_Exercise brief_
Please repeat the listing in its entirety, without any alteration.

--- Data to examine Enclosed Below ---

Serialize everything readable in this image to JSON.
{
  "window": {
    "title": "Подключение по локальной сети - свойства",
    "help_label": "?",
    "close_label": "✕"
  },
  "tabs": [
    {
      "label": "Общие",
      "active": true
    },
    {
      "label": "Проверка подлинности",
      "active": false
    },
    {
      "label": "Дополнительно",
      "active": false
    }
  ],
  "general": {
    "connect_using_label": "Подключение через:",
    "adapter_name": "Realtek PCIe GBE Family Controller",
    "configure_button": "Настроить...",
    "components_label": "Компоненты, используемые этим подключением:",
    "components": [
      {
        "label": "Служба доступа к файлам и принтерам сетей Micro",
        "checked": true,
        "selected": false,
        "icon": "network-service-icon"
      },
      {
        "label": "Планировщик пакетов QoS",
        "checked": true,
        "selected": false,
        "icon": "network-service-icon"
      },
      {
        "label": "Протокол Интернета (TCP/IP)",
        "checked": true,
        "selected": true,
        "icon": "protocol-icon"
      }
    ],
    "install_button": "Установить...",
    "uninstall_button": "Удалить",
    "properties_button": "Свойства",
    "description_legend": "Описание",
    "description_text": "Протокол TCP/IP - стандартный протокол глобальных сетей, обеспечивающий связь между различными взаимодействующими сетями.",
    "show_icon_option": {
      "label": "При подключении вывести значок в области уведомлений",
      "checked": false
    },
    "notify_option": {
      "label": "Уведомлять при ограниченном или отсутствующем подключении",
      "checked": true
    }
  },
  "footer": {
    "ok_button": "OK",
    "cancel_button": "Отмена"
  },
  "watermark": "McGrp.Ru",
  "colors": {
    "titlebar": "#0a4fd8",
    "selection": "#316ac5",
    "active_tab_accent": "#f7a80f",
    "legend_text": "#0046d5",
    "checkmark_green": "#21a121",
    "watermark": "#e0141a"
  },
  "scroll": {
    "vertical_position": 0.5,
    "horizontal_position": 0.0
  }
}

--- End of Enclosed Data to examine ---

_Output below_
Serialize everything readable in this image to JSON.
{
  "window": {
    "title": "Подключение по локальной сети - свойства",
    "help_label": "?",
    "close_label": "✕"
  },
  "tabs": [
    {
      "label": "Общие",
      "active": true
    },
    {
      "label": "Проверка подлинности",
      "active": false
    },
    {
      "label": "Дополнительно",
      "active": false
    }
  ],
  "general": {
    "connect_using_label": "Подключение через:",
    "adapter_name": "Realtek PCIe GBE Family Controller",
    "configure_button": "Настроить...",
    "components_label": "Компоненты, используемые этим подключением:",
    "components": [
      {
        "label": "Служба доступа к файлам и принтерам сетей Micro",
        "checked": true,
        "selected": false,
        "icon": "network-service-icon"
      },
      {
        "label": "Планировщик пакетов QoS",
        "checked": true,
        "selected": false,
        "icon": "network-service-icon"
      },
      {
        "label": "Протокол Интернета (TCP/IP)",
        "checked": true,
        "selected": true,
        "icon": "protocol-icon"
      }
    ],
    "install_button": "Установить...",
    "uninstall_button": "Удалить",
    "properties_button": "Свойства",
    "description_legend": "Описание",
    "description_text": "Протокол TCP/IP - стандартный протокол глобальных сетей, обеспечивающий связь между различными взаимодействующими сетями.",
    "show_icon_option": {
      "label": "При подключении вывести значок в области уведомлений",
      "checked": false
    },
    "notify_option": {
      "label": "Уведомлять при ограниченном или отсутствующем подключении",
      "checked": true
    }
  },
  "footer": {
    "ok_button": "OK",
    "cancel_button": "Отмена"
  },
  "watermark": "McGrp.Ru",
  "colors": {
    "titlebar": "#0a4fd8",
    "selection": "#316ac5",
    "active_tab_accent": "#f7a80f",
    "legend_text": "#0046d5",
    "checkmark_green": "#21a121",
    "watermark": "#e0141a"
  },
  "scroll": {
    "vertical_position": 0.5,
    "horizontal_position": 0.0
  }
}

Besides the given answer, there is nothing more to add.